- Material for this exercise
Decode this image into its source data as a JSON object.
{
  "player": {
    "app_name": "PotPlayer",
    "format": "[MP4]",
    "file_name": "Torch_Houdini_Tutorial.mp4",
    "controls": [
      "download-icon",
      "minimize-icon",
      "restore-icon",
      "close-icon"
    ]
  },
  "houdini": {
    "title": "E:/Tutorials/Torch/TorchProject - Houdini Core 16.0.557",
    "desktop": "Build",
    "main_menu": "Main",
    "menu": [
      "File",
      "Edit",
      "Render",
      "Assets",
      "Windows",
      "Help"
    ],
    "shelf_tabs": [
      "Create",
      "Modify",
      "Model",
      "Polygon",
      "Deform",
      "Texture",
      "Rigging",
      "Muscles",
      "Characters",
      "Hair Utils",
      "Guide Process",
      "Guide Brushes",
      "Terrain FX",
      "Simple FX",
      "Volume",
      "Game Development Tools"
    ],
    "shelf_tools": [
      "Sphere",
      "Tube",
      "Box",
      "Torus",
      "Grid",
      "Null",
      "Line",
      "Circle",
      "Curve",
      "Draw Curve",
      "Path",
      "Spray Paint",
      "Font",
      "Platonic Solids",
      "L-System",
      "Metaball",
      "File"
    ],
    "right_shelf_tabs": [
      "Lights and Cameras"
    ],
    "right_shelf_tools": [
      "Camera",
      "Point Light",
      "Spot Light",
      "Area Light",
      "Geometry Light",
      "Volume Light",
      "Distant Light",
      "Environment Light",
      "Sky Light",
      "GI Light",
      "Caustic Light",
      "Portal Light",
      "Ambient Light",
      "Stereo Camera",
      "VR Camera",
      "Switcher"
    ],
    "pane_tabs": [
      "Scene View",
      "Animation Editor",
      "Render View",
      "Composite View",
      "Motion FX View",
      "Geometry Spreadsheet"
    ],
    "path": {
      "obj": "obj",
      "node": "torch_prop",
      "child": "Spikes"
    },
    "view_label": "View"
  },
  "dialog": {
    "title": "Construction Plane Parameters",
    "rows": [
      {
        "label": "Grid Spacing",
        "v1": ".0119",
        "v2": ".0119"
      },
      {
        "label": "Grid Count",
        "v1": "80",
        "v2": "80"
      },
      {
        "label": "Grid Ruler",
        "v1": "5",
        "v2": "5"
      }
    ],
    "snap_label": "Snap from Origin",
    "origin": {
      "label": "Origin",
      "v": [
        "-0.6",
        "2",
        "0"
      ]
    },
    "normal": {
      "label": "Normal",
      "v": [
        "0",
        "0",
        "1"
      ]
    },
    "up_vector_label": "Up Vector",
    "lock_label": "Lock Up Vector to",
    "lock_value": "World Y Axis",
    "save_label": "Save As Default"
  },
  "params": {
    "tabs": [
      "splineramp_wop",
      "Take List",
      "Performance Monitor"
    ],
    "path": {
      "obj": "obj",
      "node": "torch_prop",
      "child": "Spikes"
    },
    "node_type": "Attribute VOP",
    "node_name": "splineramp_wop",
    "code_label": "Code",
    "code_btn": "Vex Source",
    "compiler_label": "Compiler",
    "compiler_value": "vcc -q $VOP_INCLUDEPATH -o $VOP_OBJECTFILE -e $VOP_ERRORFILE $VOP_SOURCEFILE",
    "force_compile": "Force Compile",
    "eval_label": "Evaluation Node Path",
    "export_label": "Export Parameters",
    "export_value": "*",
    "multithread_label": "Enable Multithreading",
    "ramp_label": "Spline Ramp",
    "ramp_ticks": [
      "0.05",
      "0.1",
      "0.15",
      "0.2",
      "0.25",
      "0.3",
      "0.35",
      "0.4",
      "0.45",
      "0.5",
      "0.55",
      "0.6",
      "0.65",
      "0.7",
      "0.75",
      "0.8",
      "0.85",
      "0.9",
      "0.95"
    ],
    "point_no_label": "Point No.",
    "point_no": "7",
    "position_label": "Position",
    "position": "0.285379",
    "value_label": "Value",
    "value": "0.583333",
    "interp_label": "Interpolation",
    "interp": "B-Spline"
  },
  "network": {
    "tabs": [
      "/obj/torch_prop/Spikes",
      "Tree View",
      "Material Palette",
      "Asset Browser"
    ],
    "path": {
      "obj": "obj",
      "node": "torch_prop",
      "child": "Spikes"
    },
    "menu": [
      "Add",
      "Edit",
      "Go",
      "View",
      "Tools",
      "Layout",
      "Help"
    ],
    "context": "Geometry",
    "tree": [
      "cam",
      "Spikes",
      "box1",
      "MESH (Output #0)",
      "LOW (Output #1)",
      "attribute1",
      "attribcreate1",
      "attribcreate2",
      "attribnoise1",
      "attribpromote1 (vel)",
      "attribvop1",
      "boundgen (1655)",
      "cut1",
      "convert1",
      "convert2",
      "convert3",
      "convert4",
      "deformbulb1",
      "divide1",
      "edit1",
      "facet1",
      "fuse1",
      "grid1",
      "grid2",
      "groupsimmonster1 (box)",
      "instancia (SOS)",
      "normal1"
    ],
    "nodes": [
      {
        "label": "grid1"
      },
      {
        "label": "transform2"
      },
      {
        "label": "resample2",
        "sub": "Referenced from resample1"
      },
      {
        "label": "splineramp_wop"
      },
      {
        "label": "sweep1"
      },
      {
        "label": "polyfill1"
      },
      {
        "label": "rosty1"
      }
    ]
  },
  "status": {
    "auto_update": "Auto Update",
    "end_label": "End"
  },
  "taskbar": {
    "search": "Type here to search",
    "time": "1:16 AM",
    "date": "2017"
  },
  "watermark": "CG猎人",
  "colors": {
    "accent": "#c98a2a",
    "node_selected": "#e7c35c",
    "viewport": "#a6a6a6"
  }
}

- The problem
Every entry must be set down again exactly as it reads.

- Task response
Decode this image into its source data as a JSON object.
{
  "player": {
    "app_name": "PotPlayer",
    "format": "[MP4]",
    "file_name": "Torch_Houdini_Tutorial.mp4",
    "controls": [
      "download-icon",
      "minimize-icon",
      "restore-icon",
      "close-icon"
    ]
  },
  "houdini": {
    "title": "E:/Tutorials/Torch/TorchProject - Houdini Core 16.0.557",
    "desktop": "Build",
    "main_menu": "Main",
    "menu": [
      "File",
      "Edit",
      "Render",
      "Assets",
      "Windows",
      "Help"
    ],
    "shelf_tabs": [
      "Create",
      "Modify",
      "Model",
      "Polygon",
      "Deform",
      "Texture",
      "Rigging",
      "Muscles",
      "Characters",
      "Hair Utils",
      "Guide Process",
      "Guide Brushes",
      "Terrain FX",
      "Simple FX",
      "Volume",
      "Game Development Tools"
    ],
    "shelf_tools": [
      "Sphere",
      "Tube",
      "Box",
      "Torus",
      "Grid",
      "Null",
      "Line",
      "Circle",
      "Curve",
      "Draw Curve",
      "Path",
      "Spray Paint",
      "Font",
      "Platonic Solids",
      "L-System",
      "Metaball",
      "File"
    ],
    "right_shelf_tabs": [
      "Lights and Cameras"
    ],
    "right_shelf_tools": [
      "Camera",
      "Point Light",
      "Spot Light",
      "Area Light",
      "Geometry Light",
      "Volume Light",
      "Distant Light",
      "Environment Light",
      "Sky Light",
      "GI Light",
      "Caustic Light",
      "Portal Light",
      "Ambient Light",
      "Stereo Camera",
      "VR Camera",
      "Switcher"
    ],
    "pane_tabs": [
      "Scene View",
      "Animation Editor",
      "Render View",
      "Composite View",
      "Motion FX View",
      "Geometry Spreadsheet"
    ],
    "path": {
      "obj": "obj",
      "node": "torch_prop",
      "child": "Spikes"
    },
    "view_label": "View"
  },
  "dialog": {
    "title": "Construction Plane Parameters",
    "rows": [
      {
        "label": "Grid Spacing",
        "v1": ".0119",
        "v2": ".0119"
      },
      {
        "label": "Grid Count",
        "v1": "80",
        "v2": "80"
      },
      {
        "label": "Grid Ruler",
        "v1": "5",
        "v2": "5"
      }
    ],
    "snap_label": "Snap from Origin",
    "origin": {
      "label": "Origin",
      "v": [
        "-0.6",
        "2",
        "0"
      ]
    },
    "normal": {
      "label": "Normal",
      "v": [
        "0",
        "0",
        "1"
      ]
    },
    "up_vector_label": "Up Vector",
    "lock_label": "Lock Up Vector to",
    "lock_value": "World Y Axis",
    "save_label": "Save As Default"
  },
  "params": {
    "tabs": [
      "splineramp_wop",
      "Take List",
      "Performance Monitor"
    ],
    "path": {
      "obj": "obj",
      "node": "torch_prop",
      "child": "Spikes"
    },
    "node_type": "Attribute VOP",
    "node_name": "splineramp_wop",
    "code_label": "Code",
    "code_btn": "Vex Source",
    "compiler_label": "Compiler",
    "compiler_value": "vcc -q $VOP_INCLUDEPATH -o $VOP_OBJECTFILE -e $VOP_ERRORFILE $VOP_SOURCEFILE",
    "force_compile": "Force Compile",
    "eval_label": "Evaluation Node Path",
    "export_label": "Export Parameters",
    "export_value": "*",
    "multithread_label": "Enable Multithreading",
    "ramp_label": "Spline Ramp",
    "ramp_ticks": [
      "0.05",
      "0.1",
      "0.15",
      "0.2",
      "0.25",
      "0.3",
      "0.35",
      "0.4",
      "0.45",
      "0.5",
      "0.55",
      "0.6",
      "0.65",
      "0.7",
      "0.75",
      "0.8",
      "0.85",
      "0.9",
      "0.95"
    ],
    "point_no_label": "Point No.",
    "point_no": "7",
    "position_label": "Position",
    "position": "0.285379",
    "value_label": "Value",
    "value": "0.583333",
    "interp_label": "Interpolation",
    "interp": "B-Spline"
  },
  "network": {
    "tabs": [
      "/obj/torch_prop/Spikes",
      "Tree View",
      "Material Palette",
      "Asset Browser"
    ],
    "path": {
      "obj": "obj",
      "node": "torch_prop",
      "child": "Spikes"
    },
    "menu": [
      "Add",
      "Edit",
      "Go",
      "View",
      "Tools",
      "Layout",
      "Help"
    ],
    "context": "Geometry",
    "tree": [
      "cam",
      "Spikes",
      "box1",
      "MESH (Output #0)",
      "LOW (Output #1)",
      "attribute1",
      "attribcreate1",
      "attribcreate2",
      "attribnoise1",
      "attribpromote1 (vel)",
      "attribvop1",
      "boundgen (1655)",
      "cut1",
      "convert1",
      "convert2",
      "convert3",
      "convert4",
      "deformbulb1",
      "divide1",
      "edit1",
      "facet1",
      "fuse1",
      "grid1",
      "grid2",
      "groupsimmonster1 (box)",
      "instancia (SOS)",
      "normal1"
    ],
    "nodes": [
      {
        "label": "grid1"
      },
      {
        "label": "transform2"
      },
      {
        "label": "resample2",
        "sub": "Referenced from resample1"
      },
      {
        "label": "splineramp_wop"
      },
      {
        "label": "sweep1"
      },
      {
        "label": "polyfill1"
      },
      {
        "label": "rosty1"
      }
    ]
  },
  "status": {
    "auto_update": "Auto Update",
    "end_label": "End"
  },
  "taskbar": {
    "search": "Type here to search",
    "time": "1:16 AM",
    "date": "2017"
  },
  "watermark": "CG猎人",
  "colors": {
    "accent": "#c98a2a",
    "node_selected": "#e7c35c",
    "viewport": "#a6a6a6"
  }
}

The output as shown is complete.